* _Directions_: No pictures in the copy, please: retype all the records exactly.
* * *
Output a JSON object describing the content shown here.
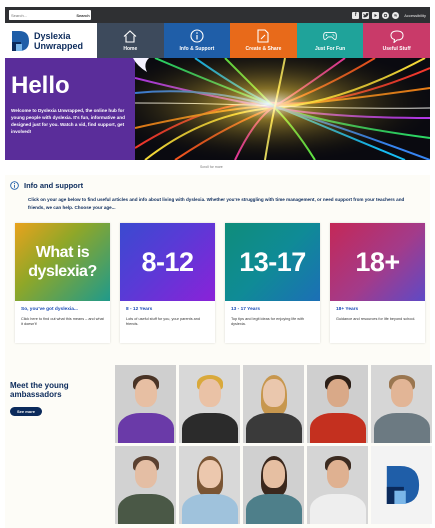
{
  "search": {
    "placeholder": "Search...",
    "button_label": "Search"
  },
  "social_icons": [
    "facebook-icon",
    "twitter-icon",
    "youtube-icon",
    "instagram-icon",
    "spotify-icon"
  ],
  "accessibility_label": "Accessibility",
  "brand": {
    "line1": "Dyslexia",
    "line2": "Unwrapped"
  },
  "nav": [
    {
      "label": "Home",
      "icon": "home-icon",
      "color": "#3d4a5c"
    },
    {
      "label": "Info & Support",
      "icon": "info-icon",
      "color": "#1f5ea8"
    },
    {
      "label": "Create & Share",
      "icon": "document-edit-icon",
      "color": "#e86a1a"
    },
    {
      "label": "Just For Fun",
      "icon": "gamepad-icon",
      "color": "#1fa39a"
    },
    {
      "label": "Useful Stuff",
      "icon": "speech-bubble-icon",
      "color": "#c93a69"
    }
  ],
  "hero": {
    "title": "Hello",
    "text": "Welcome to Dyslexia Unwrapped, the online hub for young people with dyslexia. It's fun, informative and designed just for you. Watch a vid, find support, get involved!"
  },
  "scroll_hint": "Scroll for more",
  "info": {
    "title": "Info and support",
    "intro": "Click on your age below to find useful articles and info about living with dyslexia. Whether you're struggling with time management, or need support from your teachers and friends, we can help. Choose your age...",
    "cards": [
      {
        "big_line1": "What is",
        "big_line2": "dyslexia?",
        "title": "So, you've got dyslexia...",
        "text": "Click here to find out what this means – and what it doesn't!"
      },
      {
        "big_line1": "8-12",
        "big_line2": "",
        "title": "8 - 12 Years",
        "text": "Lots of useful stuff for you, your parents and friends."
      },
      {
        "big_line1": "13-17",
        "big_line2": "",
        "title": "13 - 17 Years",
        "text": "Top tips and legit ideas for enjoying life with dyslexia."
      },
      {
        "big_line1": "18+",
        "big_line2": "",
        "title": "18+ Years",
        "text": "Guidance and resources for life beyond school."
      }
    ]
  },
  "ambassadors": {
    "title": "Meet the young ambassadors",
    "button_label": "See more"
  },
  "colors": {
    "hero_panel": "#5a2d9a",
    "navy": "#0b2a5b",
    "topbar": "#2f3033"
  }
}
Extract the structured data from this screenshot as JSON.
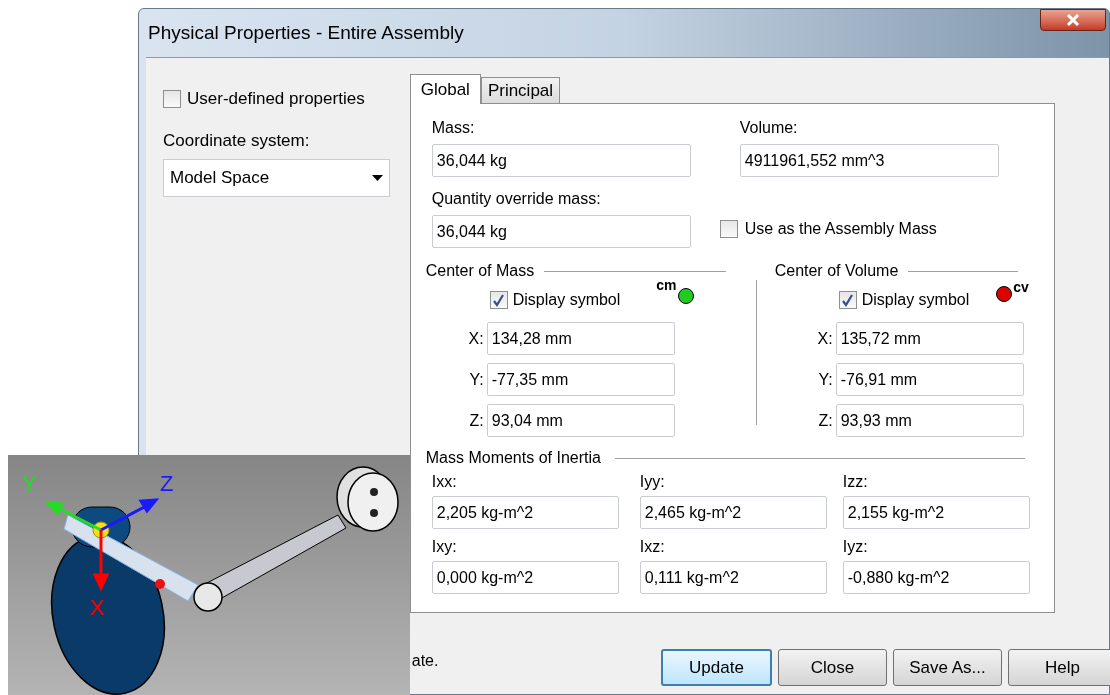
{
  "window": {
    "title": "Physical Properties - Entire Assembly"
  },
  "options": {
    "user_defined": {
      "label": "User-defined properties",
      "checked": false
    },
    "coordinate_label": "Coordinate system:",
    "coordinate_value": "Model Space"
  },
  "tabs": [
    {
      "label": "Global",
      "selected": true
    },
    {
      "label": "Principal",
      "selected": false
    }
  ],
  "mass": {
    "label": "Mass:",
    "value": "36,044 kg"
  },
  "volume": {
    "label": "Volume:",
    "value": "4911961,552 mm^3"
  },
  "override": {
    "label": "Quantity override mass:",
    "value": "36,044 kg"
  },
  "use_assembly": {
    "label": "Use as the Assembly Mass",
    "checked": false
  },
  "centers": [
    {
      "kind": "mass",
      "title": "Center of Mass",
      "display": {
        "label": "Display symbol",
        "checked": true
      },
      "symbol": "cm",
      "color": "#1fcc1f",
      "coords": [
        {
          "axis": "X:",
          "value": "134,28 mm"
        },
        {
          "axis": "Y:",
          "value": "-77,35 mm"
        },
        {
          "axis": "Z:",
          "value": "93,04 mm"
        }
      ]
    },
    {
      "kind": "volume",
      "title": "Center of Volume",
      "display": {
        "label": "Display symbol",
        "checked": true
      },
      "symbol": "cv",
      "color": "#dd0000",
      "coords": [
        {
          "axis": "X:",
          "value": "135,72 mm"
        },
        {
          "axis": "Y:",
          "value": "-76,91 mm"
        },
        {
          "axis": "Z:",
          "value": "93,93 mm"
        }
      ]
    }
  ],
  "inertia": {
    "title": "Mass Moments of Inertia",
    "cells": [
      {
        "label": "Ixx:",
        "value": "2,205 kg-m^2"
      },
      {
        "label": "Iyy:",
        "value": "2,465 kg-m^2"
      },
      {
        "label": "Izz:",
        "value": "2,155 kg-m^2"
      },
      {
        "label": "Ixy:",
        "value": "0,000 kg-m^2"
      },
      {
        "label": "Ixz:",
        "value": "0,111 kg-m^2"
      },
      {
        "label": "Iyz:",
        "value": "-0,880 kg-m^2"
      }
    ]
  },
  "status_text": "ate.",
  "buttons": [
    {
      "label": "Update",
      "default": true
    },
    {
      "label": "Close",
      "default": false
    },
    {
      "label": "Save As...",
      "default": false
    },
    {
      "label": "Help",
      "default": false
    }
  ],
  "viewport": {
    "axes": [
      {
        "kind": "y",
        "label": "Y"
      },
      {
        "kind": "z",
        "label": "Z"
      },
      {
        "kind": "x",
        "label": "X"
      }
    ]
  }
}
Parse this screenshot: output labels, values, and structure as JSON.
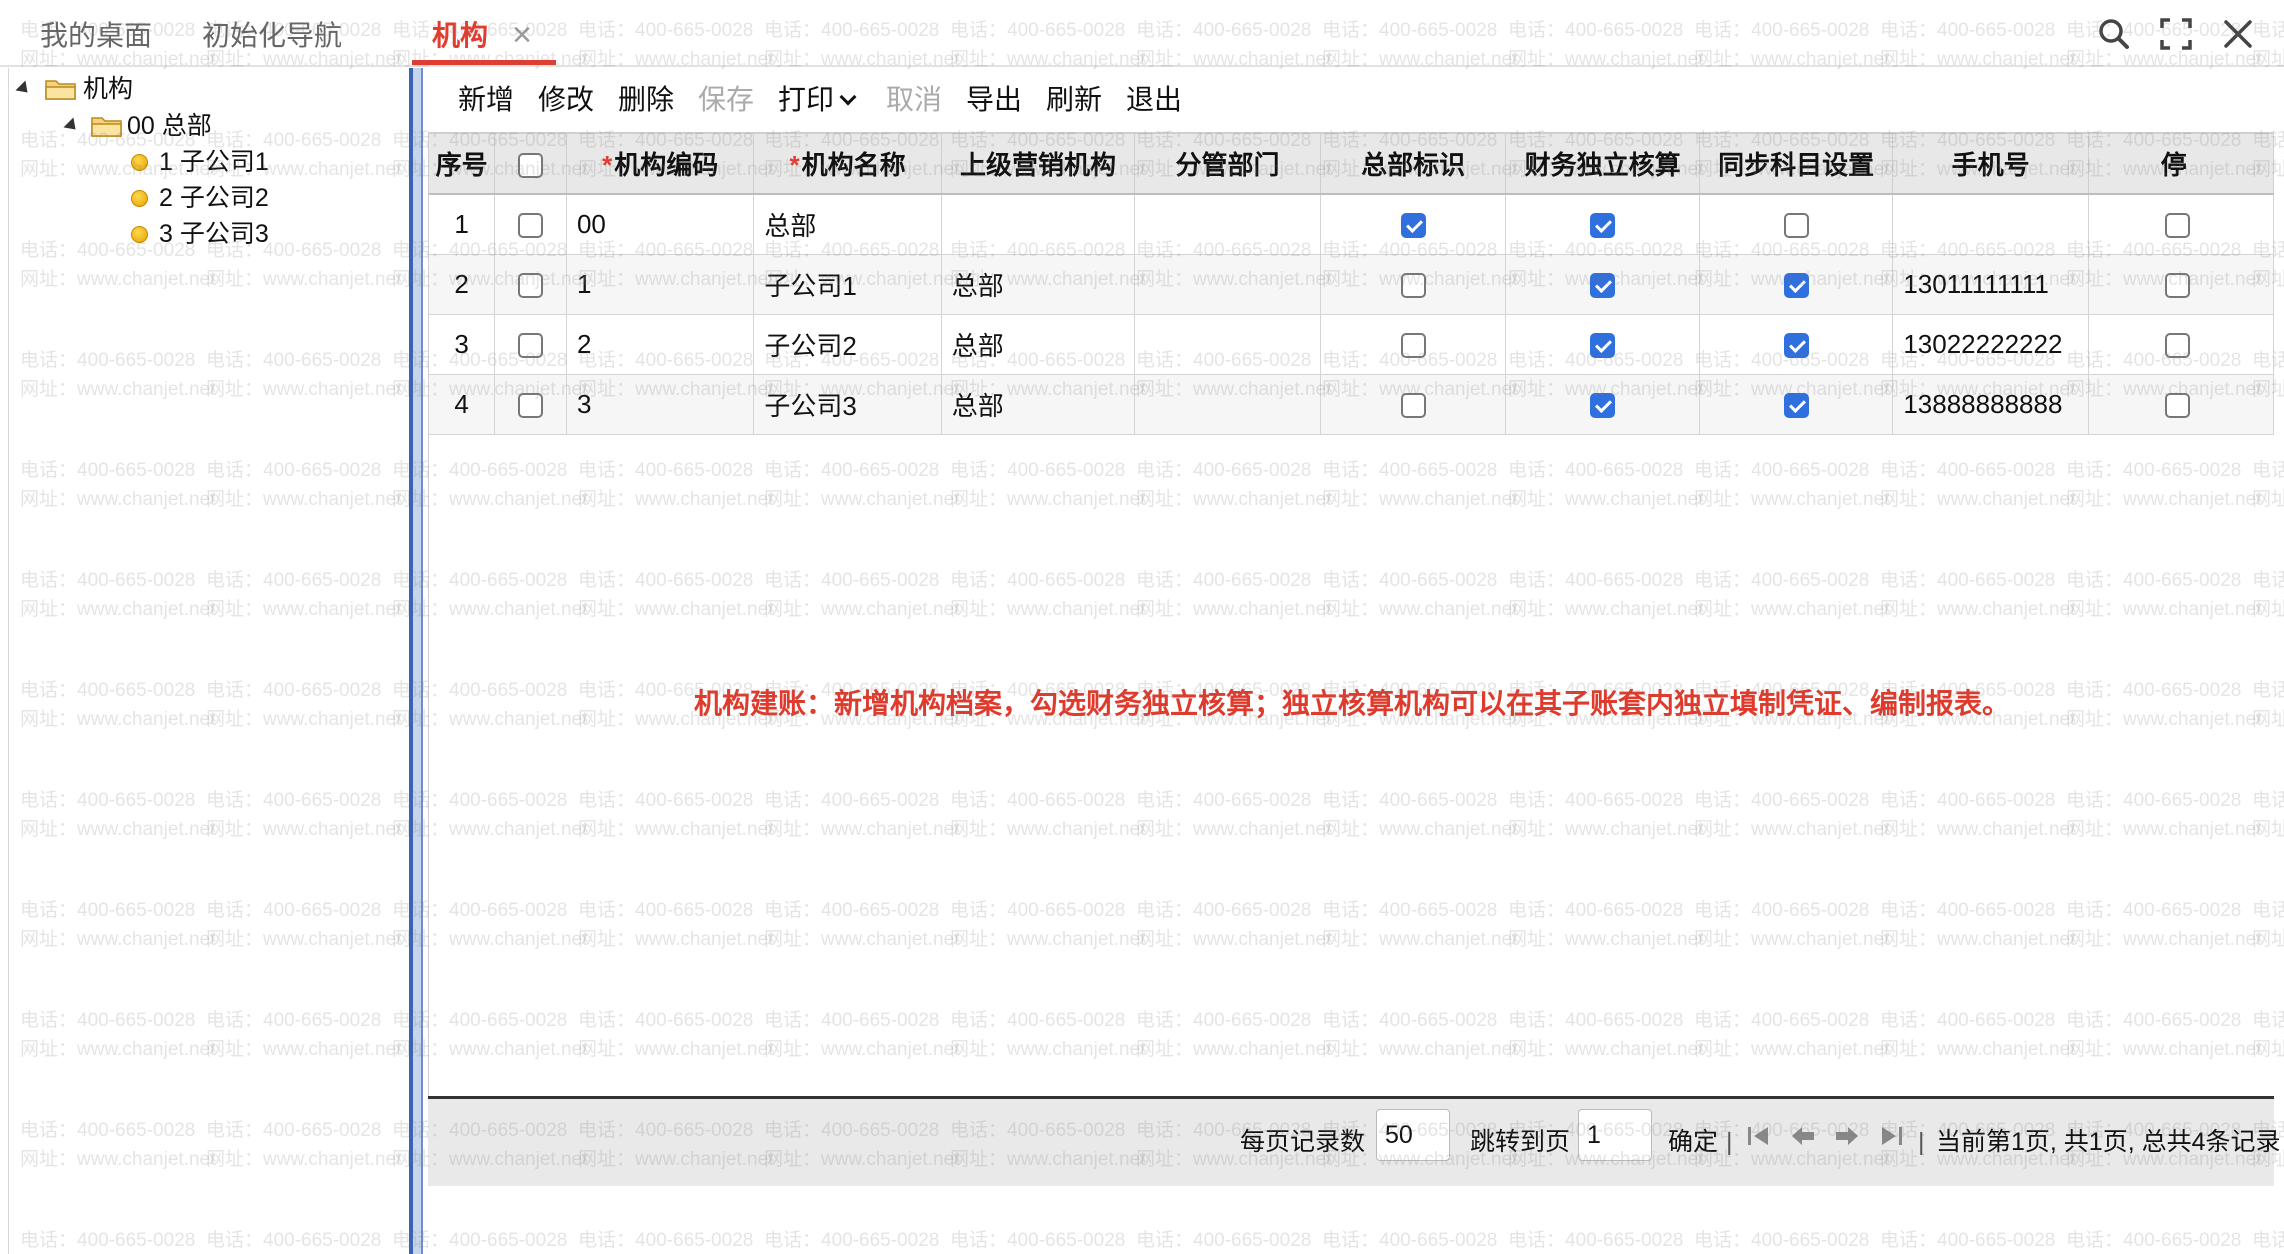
{
  "tabs": [
    {
      "label": "我的桌面",
      "active": false
    },
    {
      "label": "初始化导航",
      "active": false
    },
    {
      "label": "机构",
      "active": true
    }
  ],
  "top_icons": [
    "search-icon",
    "fullscreen-icon",
    "close-icon"
  ],
  "tree": {
    "root": "机构",
    "headquarters": "00 总部",
    "children": [
      "1 子公司1",
      "2 子公司2",
      "3 子公司3"
    ]
  },
  "toolbar": [
    {
      "label": "新增",
      "enabled": true
    },
    {
      "label": "修改",
      "enabled": true
    },
    {
      "label": "删除",
      "enabled": true
    },
    {
      "label": "保存",
      "enabled": false
    },
    {
      "label": "打印",
      "enabled": true,
      "dropdown": true
    },
    {
      "label": "取消",
      "enabled": false
    },
    {
      "label": "导出",
      "enabled": true
    },
    {
      "label": "刷新",
      "enabled": true
    },
    {
      "label": "退出",
      "enabled": true
    }
  ],
  "table": {
    "columns": [
      "序号",
      "",
      "机构编码",
      "机构名称",
      "上级营销机构",
      "分管部门",
      "总部标识",
      "财务独立核算",
      "同步科目设置",
      "手机号",
      "停"
    ],
    "required_mark": "*",
    "rows": [
      {
        "seq": "1",
        "code": "00",
        "name": "总部",
        "parent": "",
        "dept": "",
        "hq": true,
        "indep": true,
        "sync": false,
        "phone": ""
      },
      {
        "seq": "2",
        "code": "1",
        "name": "子公司1",
        "parent": "总部",
        "dept": "",
        "hq": false,
        "indep": true,
        "sync": true,
        "phone": "13011111111"
      },
      {
        "seq": "3",
        "code": "2",
        "name": "子公司2",
        "parent": "总部",
        "dept": "",
        "hq": false,
        "indep": true,
        "sync": true,
        "phone": "13022222222"
      },
      {
        "seq": "4",
        "code": "3",
        "name": "子公司3",
        "parent": "总部",
        "dept": "",
        "hq": false,
        "indep": true,
        "sync": true,
        "phone": "13888888888"
      }
    ]
  },
  "note": "机构建账：新增机构档案，勾选财务独立核算；独立核算机构可以在其子账套内独立填制凭证、编制报表。",
  "pager": {
    "per_page_label": "每页记录数",
    "per_page_value": "50",
    "jump_label": "跳转到页",
    "jump_value": "1",
    "confirm": "确定",
    "sep": "|",
    "summary": "当前第1页, 共1页, 总共4条记录"
  },
  "watermark": {
    "line1": "电话：400-665-0028",
    "line2": "网址：www.chanjet.net"
  },
  "colors": {
    "accent": "#e33b2f",
    "checkbox": "#2f6fde",
    "splitter": "#3a63b8"
  }
}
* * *
* _Solution to the problem_:
Output a JSON object describing the content shown here.
{
  "search": {
    "placeholder": "Search...",
    "button_label": "Search"
  },
  "social_icons": [
    "facebook-icon",
    "twitter-icon",
    "youtube-icon",
    "instagram-icon",
    "spotify-icon"
  ],
  "accessibility_label": "Accessibility",
  "brand": {
    "line1": "Dyslexia",
    "line2": "Unwrapped"
  },
  "nav": [
    {
      "label": "Home",
      "icon": "home-icon",
      "color": "#3d4a5c"
    },
    {
      "label": "Info & Support",
      "icon": "info-icon",
      "color": "#1f5ea8"
    },
    {
      "label": "Create & Share",
      "icon": "document-edit-icon",
      "color": "#e86a1a"
    },
    {
      "label": "Just For Fun",
      "icon": "gamepad-icon",
      "color": "#1fa39a"
    },
    {
      "label": "Useful Stuff",
      "icon": "speech-bubble-icon",
      "color": "#c93a69"
    }
  ],
  "hero": {
    "title": "Hello",
    "text": "Welcome to Dyslexia Unwrapped, the online hub for young people with dyslexia. It's fun, informative and designed just for you. Watch a vid, find support, get involved!"
  },
  "scroll_hint": "Scroll for more",
  "info": {
    "title": "Info and support",
    "intro": "Click on your age below to find useful articles and info about living with dyslexia. Whether you're struggling with time management, or need support from your teachers and friends, we can help. Choose your age...",
    "cards": [
      {
        "big_line1": "What is",
        "big_line2": "dyslexia?",
        "title": "So, you've got dyslexia...",
        "text": "Click here to find out what this means – and what it doesn't!"
      },
      {
        "big_line1": "8-12",
        "big_line2": "",
        "title": "8 - 12 Years",
        "text": "Lots of useful stuff for you, your parents and friends."
      },
      {
        "big_line1": "13-17",
        "big_line2": "",
        "title": "13 - 17 Years",
        "text": "Top tips and legit ideas for enjoying life with dyslexia."
      },
      {
        "big_line1": "18+",
        "big_line2": "",
        "title": "18+ Years",
        "text": "Guidance and resources for life beyond school."
      }
    ]
  },
  "ambassadors": {
    "title": "Meet the young ambassadors",
    "button_label": "See more"
  },
  "colors": {
    "hero_panel": "#5a2d9a",
    "navy": "#0b2a5b",
    "topbar": "#2f3033"
  }
}
Extract the structured data from this screenshot as JSON.
{
  "window": {
    "title": "Physical Properties - Entire Assembly"
  },
  "options": {
    "user_defined": {
      "label": "User-defined properties",
      "checked": false
    },
    "coordinate_label": "Coordinate system:",
    "coordinate_value": "Model Space"
  },
  "tabs": [
    {
      "label": "Global",
      "selected": true
    },
    {
      "label": "Principal",
      "selected": false
    }
  ],
  "mass": {
    "label": "Mass:",
    "value": "36,044 kg"
  },
  "volume": {
    "label": "Volume:",
    "value": "4911961,552 mm^3"
  },
  "override": {
    "label": "Quantity override mass:",
    "value": "36,044 kg"
  },
  "use_assembly": {
    "label": "Use as the Assembly Mass",
    "checked": false
  },
  "centers": [
    {
      "kind": "mass",
      "title": "Center of Mass",
      "display": {
        "label": "Display symbol",
        "checked": true
      },
      "symbol": "cm",
      "color": "#1fcc1f",
      "coords": [
        {
          "axis": "X:",
          "value": "134,28 mm"
        },
        {
          "axis": "Y:",
          "value": "-77,35 mm"
        },
        {
          "axis": "Z:",
          "value": "93,04 mm"
        }
      ]
    },
    {
      "kind": "volume",
      "title": "Center of Volume",
      "display": {
        "label": "Display symbol",
        "checked": true
      },
      "symbol": "cv",
      "color": "#dd0000",
      "coords": [
        {
          "axis": "X:",
          "value": "135,72 mm"
        },
        {
          "axis": "Y:",
          "value": "-76,91 mm"
        },
        {
          "axis": "Z:",
          "value": "93,93 mm"
        }
      ]
    }
  ],
  "inertia": {
    "title": "Mass Moments of Inertia",
    "cells": [
      {
        "label": "Ixx:",
        "value": "2,205 kg-m^2"
      },
      {
        "label": "Iyy:",
        "value": "2,465 kg-m^2"
      },
      {
        "label": "Izz:",
        "value": "2,155 kg-m^2"
      },
      {
        "label": "Ixy:",
        "value": "0,000 kg-m^2"
      },
      {
        "label": "Ixz:",
        "value": "0,111 kg-m^2"
      },
      {
        "label": "Iyz:",
        "value": "-0,880 kg-m^2"
      }
    ]
  },
  "status_text": "ate.",
  "buttons": [
    {
      "label": "Update",
      "default": true
    },
    {
      "label": "Close",
      "default": false
    },
    {
      "label": "Save As...",
      "default": false
    },
    {
      "label": "Help",
      "default": false
    }
  ],
  "viewport": {
    "axes": [
      {
        "kind": "y",
        "label": "Y"
      },
      {
        "kind": "z",
        "label": "Z"
      },
      {
        "kind": "x",
        "label": "X"
      }
    ]
  }
}
Parse this screenshot: output labels, values, and structure as JSON.
{
  "tabs": [
    {
      "label": "我的桌面",
      "active": false
    },
    {
      "label": "初始化导航",
      "active": false
    },
    {
      "label": "机构",
      "active": true
    }
  ],
  "top_icons": [
    "search-icon",
    "fullscreen-icon",
    "close-icon"
  ],
  "tree": {
    "root": "机构",
    "headquarters": "00 总部",
    "children": [
      "1 子公司1",
      "2 子公司2",
      "3 子公司3"
    ]
  },
  "toolbar": [
    {
      "label": "新增",
      "enabled": true
    },
    {
      "label": "修改",
      "enabled": true
    },
    {
      "label": "删除",
      "enabled": true
    },
    {
      "label": "保存",
      "enabled": false
    },
    {
      "label": "打印",
      "enabled": true,
      "dropdown": true
    },
    {
      "label": "取消",
      "enabled": false
    },
    {
      "label": "导出",
      "enabled": true
    },
    {
      "label": "刷新",
      "enabled": true
    },
    {
      "label": "退出",
      "enabled": true
    }
  ],
  "table": {
    "columns": [
      "序号",
      "",
      "机构编码",
      "机构名称",
      "上级营销机构",
      "分管部门",
      "总部标识",
      "财务独立核算",
      "同步科目设置",
      "手机号",
      "停"
    ],
    "required_mark": "*",
    "rows": [
      {
        "seq": "1",
        "code": "00",
        "name": "总部",
        "parent": "",
        "dept": "",
        "hq": true,
        "indep": true,
        "sync": false,
        "phone": ""
      },
      {
        "seq": "2",
        "code": "1",
        "name": "子公司1",
        "parent": "总部",
        "dept": "",
        "hq": false,
        "indep": true,
        "sync": true,
        "phone": "13011111111"
      },
      {
        "seq": "3",
        "code": "2",
        "name": "子公司2",
        "parent": "总部",
        "dept": "",
        "hq": false,
        "indep": true,
        "sync": true,
        "phone": "13022222222"
      },
      {
        "seq": "4",
        "code": "3",
        "name": "子公司3",
        "parent": "总部",
        "dept": "",
        "hq": false,
        "indep": true,
        "sync": true,
        "phone": "13888888888"
      }
    ]
  },
  "note": "机构建账：新增机构档案，勾选财务独立核算；独立核算机构可以在其子账套内独立填制凭证、编制报表。",
  "pager": {
    "per_page_label": "每页记录数",
    "per_page_value": "50",
    "jump_label": "跳转到页",
    "jump_value": "1",
    "confirm": "确定",
    "sep": "|",
    "summary": "当前第1页, 共1页, 总共4条记录"
  },
  "watermark": {
    "line1": "电话：400-665-0028",
    "line2": "网址：www.chanjet.net"
  },
  "colors": {
    "accent": "#e33b2f",
    "checkbox": "#2f6fde",
    "splitter": "#3a63b8"
  }
}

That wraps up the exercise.